WHAT YOU NEED TO DO >>
In the entries below, find each line with the string "property" and copy it.

---- RECORDS SHOWN

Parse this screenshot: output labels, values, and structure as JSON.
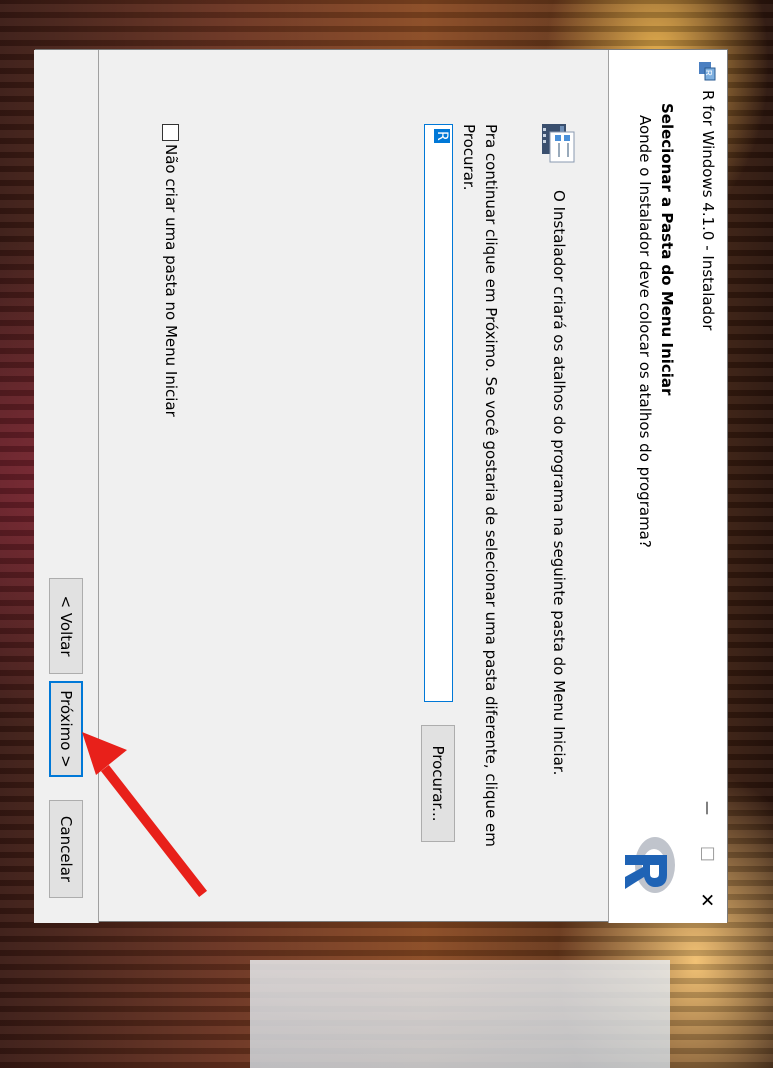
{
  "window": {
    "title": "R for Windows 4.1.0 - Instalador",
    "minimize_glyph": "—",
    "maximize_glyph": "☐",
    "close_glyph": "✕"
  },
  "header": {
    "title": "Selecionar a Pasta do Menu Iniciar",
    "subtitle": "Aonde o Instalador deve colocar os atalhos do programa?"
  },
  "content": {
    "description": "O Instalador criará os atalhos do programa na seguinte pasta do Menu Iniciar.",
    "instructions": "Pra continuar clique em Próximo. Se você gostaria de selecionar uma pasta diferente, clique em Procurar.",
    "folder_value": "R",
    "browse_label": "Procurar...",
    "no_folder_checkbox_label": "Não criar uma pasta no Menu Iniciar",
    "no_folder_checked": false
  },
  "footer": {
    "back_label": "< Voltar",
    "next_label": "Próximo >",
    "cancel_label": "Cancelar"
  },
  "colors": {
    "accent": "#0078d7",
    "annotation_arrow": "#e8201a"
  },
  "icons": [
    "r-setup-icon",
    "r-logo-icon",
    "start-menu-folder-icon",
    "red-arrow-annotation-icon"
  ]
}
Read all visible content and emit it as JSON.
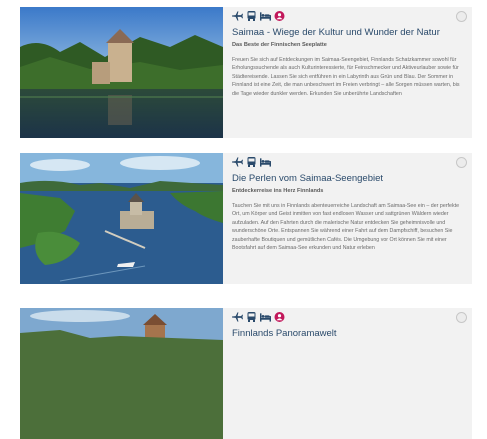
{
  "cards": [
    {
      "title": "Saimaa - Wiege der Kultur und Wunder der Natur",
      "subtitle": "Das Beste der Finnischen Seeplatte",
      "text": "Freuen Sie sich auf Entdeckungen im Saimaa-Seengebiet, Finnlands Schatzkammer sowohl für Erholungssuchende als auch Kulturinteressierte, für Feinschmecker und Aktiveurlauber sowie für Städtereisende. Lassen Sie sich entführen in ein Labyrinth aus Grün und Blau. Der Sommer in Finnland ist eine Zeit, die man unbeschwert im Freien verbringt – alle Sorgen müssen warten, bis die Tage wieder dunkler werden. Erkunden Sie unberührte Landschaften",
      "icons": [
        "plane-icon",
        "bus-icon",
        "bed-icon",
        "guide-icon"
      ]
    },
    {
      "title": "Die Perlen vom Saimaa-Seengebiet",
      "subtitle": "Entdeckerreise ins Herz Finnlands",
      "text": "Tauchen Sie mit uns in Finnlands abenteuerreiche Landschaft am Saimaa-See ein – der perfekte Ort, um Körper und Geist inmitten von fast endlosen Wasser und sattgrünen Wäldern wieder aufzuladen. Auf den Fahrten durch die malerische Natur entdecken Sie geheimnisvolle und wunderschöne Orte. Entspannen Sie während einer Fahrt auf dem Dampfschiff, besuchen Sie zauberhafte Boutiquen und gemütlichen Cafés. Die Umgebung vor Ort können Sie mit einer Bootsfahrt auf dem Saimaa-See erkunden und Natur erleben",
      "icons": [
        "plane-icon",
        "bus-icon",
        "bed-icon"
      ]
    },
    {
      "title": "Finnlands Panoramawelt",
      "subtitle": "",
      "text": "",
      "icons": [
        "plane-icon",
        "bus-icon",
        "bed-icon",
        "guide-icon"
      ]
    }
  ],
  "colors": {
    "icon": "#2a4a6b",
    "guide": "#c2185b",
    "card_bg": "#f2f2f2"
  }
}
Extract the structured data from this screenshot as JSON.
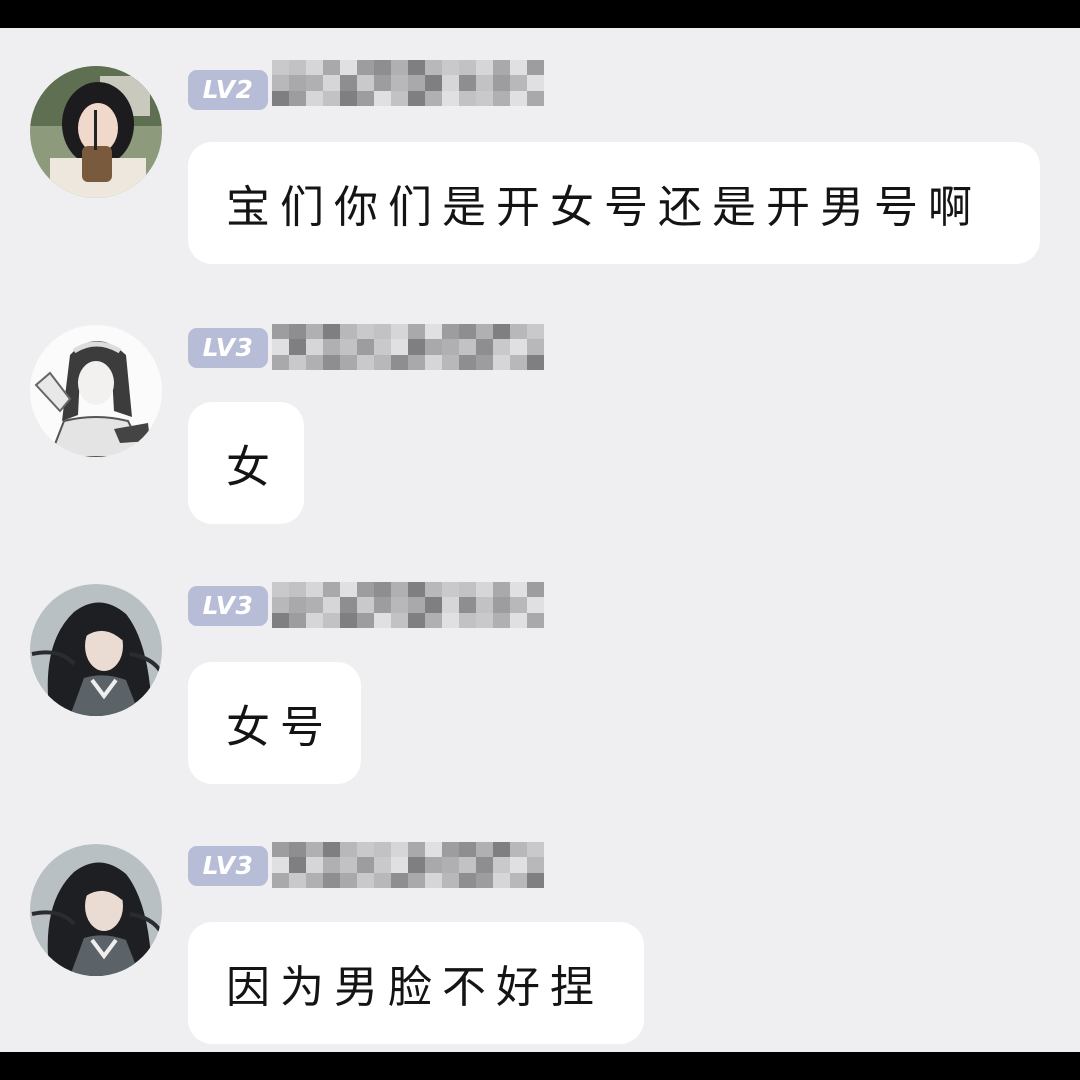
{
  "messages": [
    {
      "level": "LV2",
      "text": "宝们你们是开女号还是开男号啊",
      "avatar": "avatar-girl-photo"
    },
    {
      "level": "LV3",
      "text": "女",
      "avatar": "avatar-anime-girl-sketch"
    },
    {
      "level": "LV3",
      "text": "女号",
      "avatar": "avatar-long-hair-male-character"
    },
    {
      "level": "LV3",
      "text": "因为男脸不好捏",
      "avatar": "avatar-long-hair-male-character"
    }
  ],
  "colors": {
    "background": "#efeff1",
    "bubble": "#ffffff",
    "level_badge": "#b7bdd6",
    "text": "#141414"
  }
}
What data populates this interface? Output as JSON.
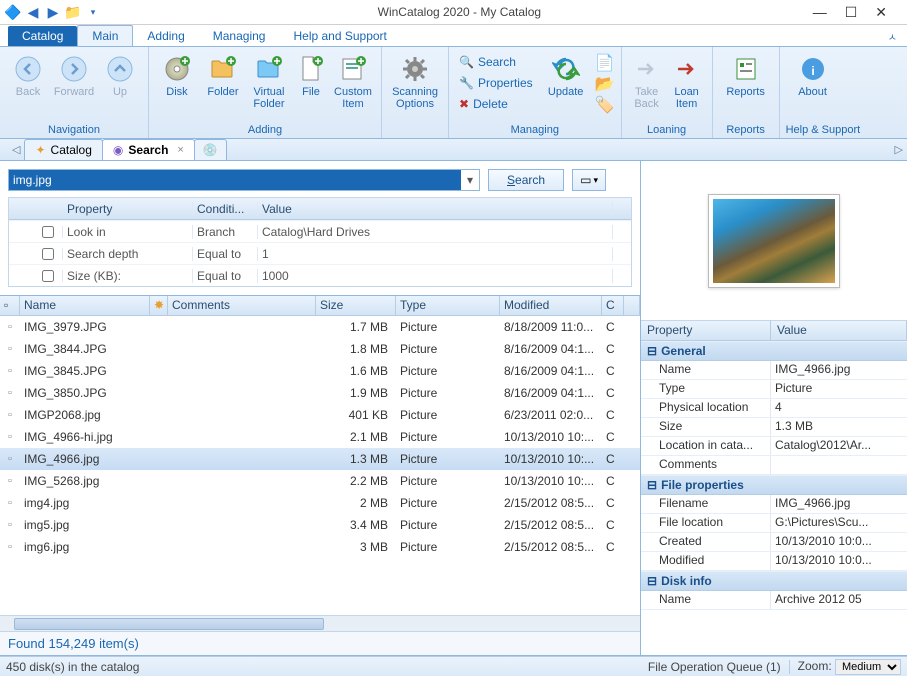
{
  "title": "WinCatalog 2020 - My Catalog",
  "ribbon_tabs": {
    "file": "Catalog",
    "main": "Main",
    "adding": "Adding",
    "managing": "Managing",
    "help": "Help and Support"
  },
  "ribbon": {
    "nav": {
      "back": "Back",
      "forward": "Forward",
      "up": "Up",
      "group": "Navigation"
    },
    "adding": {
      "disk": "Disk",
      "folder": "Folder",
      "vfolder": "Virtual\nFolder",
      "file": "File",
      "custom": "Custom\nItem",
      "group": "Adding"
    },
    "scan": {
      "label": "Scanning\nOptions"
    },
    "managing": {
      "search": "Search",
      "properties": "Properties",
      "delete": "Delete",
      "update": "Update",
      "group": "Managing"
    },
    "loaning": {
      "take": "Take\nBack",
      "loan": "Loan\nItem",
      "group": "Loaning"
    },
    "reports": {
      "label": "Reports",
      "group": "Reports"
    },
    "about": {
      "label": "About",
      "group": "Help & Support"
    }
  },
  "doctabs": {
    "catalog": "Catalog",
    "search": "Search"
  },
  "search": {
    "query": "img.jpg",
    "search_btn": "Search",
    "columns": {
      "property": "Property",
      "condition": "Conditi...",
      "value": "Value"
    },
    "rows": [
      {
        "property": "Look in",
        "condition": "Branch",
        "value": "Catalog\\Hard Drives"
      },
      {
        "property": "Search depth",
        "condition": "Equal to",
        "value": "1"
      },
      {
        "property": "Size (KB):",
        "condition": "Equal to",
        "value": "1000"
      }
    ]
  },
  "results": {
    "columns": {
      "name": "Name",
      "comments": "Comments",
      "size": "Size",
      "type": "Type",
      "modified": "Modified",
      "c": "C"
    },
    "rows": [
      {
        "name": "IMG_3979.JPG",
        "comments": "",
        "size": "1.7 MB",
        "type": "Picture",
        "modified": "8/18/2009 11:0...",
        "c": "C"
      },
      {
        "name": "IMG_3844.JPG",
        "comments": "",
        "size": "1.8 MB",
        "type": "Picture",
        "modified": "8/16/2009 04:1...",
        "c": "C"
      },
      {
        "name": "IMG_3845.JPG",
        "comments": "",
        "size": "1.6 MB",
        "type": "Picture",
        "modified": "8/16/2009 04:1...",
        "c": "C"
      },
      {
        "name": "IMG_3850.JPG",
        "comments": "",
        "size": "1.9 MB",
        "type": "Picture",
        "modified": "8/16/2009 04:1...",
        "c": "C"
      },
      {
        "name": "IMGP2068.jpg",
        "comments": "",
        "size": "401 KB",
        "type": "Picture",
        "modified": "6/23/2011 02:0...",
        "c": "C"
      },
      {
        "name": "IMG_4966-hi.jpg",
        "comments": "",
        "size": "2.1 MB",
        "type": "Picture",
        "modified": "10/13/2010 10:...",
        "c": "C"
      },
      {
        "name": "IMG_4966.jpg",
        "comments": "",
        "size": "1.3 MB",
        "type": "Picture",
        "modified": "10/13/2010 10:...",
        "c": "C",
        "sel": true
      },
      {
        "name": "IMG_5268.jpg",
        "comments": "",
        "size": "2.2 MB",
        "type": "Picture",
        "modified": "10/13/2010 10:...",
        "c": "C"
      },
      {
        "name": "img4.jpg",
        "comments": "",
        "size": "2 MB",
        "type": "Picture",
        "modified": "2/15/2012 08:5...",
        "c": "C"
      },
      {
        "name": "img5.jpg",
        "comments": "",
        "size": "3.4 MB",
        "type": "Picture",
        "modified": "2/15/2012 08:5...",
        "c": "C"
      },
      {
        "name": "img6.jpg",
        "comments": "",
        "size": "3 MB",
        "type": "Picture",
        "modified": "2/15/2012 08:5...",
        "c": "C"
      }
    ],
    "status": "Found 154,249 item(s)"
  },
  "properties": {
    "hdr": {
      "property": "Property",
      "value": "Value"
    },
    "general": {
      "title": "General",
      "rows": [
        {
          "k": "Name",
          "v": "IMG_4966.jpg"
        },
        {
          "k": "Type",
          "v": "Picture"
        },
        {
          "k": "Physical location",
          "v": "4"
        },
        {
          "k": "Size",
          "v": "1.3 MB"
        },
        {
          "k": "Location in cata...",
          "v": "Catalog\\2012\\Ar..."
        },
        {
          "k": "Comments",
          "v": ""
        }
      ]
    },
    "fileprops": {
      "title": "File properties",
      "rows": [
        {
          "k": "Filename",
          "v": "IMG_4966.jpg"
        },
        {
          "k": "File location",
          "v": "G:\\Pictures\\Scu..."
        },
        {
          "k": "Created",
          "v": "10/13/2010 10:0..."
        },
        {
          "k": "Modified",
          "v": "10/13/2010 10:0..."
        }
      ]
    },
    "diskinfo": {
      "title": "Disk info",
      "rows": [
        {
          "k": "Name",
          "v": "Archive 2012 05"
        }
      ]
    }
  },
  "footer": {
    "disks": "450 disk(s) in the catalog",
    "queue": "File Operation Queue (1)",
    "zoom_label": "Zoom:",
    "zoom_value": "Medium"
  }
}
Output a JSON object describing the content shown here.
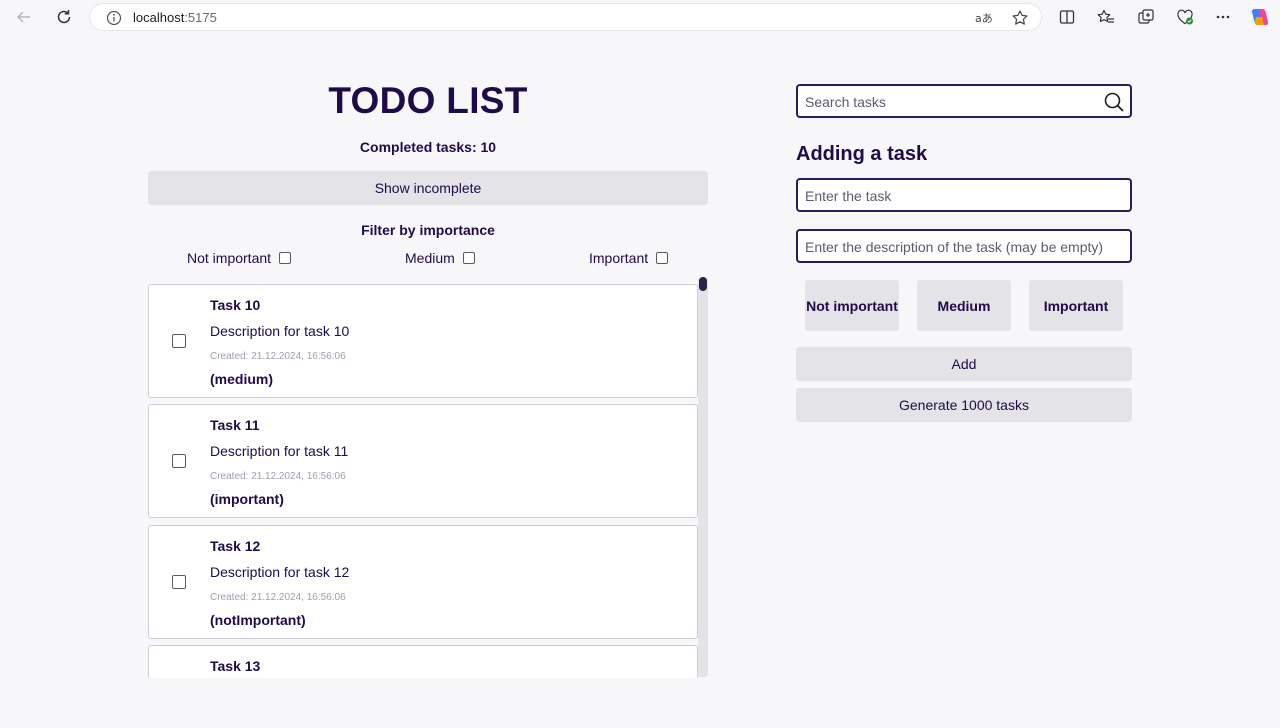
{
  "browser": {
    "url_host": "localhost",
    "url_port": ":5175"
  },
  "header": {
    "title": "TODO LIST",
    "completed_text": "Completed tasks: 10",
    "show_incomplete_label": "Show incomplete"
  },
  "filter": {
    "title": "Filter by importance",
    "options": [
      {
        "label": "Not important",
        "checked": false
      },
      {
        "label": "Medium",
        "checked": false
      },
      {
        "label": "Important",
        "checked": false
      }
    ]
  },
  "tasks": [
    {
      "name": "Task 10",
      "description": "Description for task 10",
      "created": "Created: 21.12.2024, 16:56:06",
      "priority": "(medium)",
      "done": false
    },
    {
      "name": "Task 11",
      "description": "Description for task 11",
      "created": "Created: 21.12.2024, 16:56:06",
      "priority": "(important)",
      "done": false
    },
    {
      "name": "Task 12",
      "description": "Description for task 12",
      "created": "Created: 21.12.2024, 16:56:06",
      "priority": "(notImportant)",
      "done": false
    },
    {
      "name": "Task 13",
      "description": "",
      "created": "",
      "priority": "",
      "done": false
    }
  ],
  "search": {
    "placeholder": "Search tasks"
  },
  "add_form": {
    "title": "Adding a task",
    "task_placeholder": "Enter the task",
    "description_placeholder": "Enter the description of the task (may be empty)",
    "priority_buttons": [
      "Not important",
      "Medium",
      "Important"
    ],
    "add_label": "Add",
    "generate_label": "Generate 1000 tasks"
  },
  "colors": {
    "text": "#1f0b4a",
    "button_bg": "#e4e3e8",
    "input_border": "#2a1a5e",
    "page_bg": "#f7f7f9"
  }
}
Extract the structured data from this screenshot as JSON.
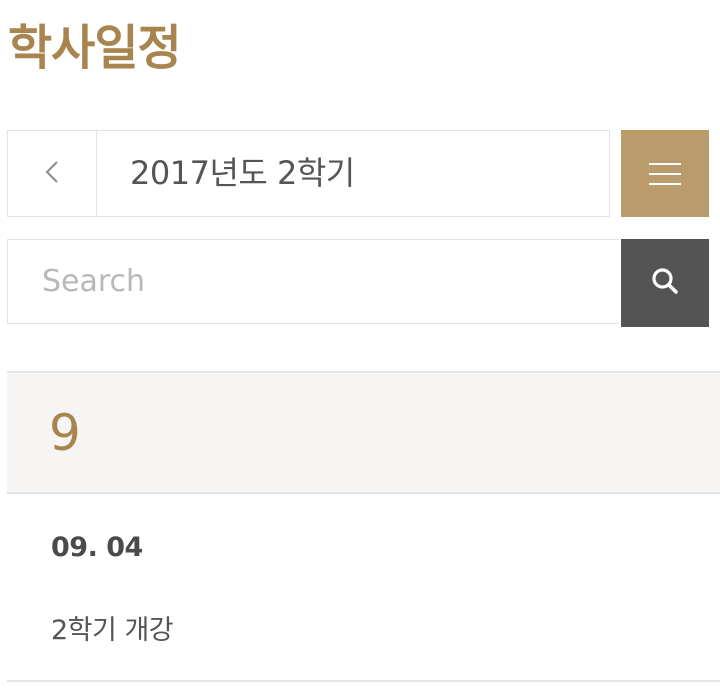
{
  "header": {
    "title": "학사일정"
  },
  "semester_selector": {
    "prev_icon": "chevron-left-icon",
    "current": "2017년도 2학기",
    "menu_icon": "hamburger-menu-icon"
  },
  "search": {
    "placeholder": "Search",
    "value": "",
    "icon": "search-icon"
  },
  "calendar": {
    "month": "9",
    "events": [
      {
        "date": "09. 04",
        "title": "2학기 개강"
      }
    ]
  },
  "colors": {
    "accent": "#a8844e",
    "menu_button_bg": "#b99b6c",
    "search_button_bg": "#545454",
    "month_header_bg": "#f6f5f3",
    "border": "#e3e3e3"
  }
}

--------

SOLVED PROBLEM >>
      "property": "Property",
        "property": "Look in",
        "property": "Search depth",
        "property": "Size (KB):",
      "property": "Property",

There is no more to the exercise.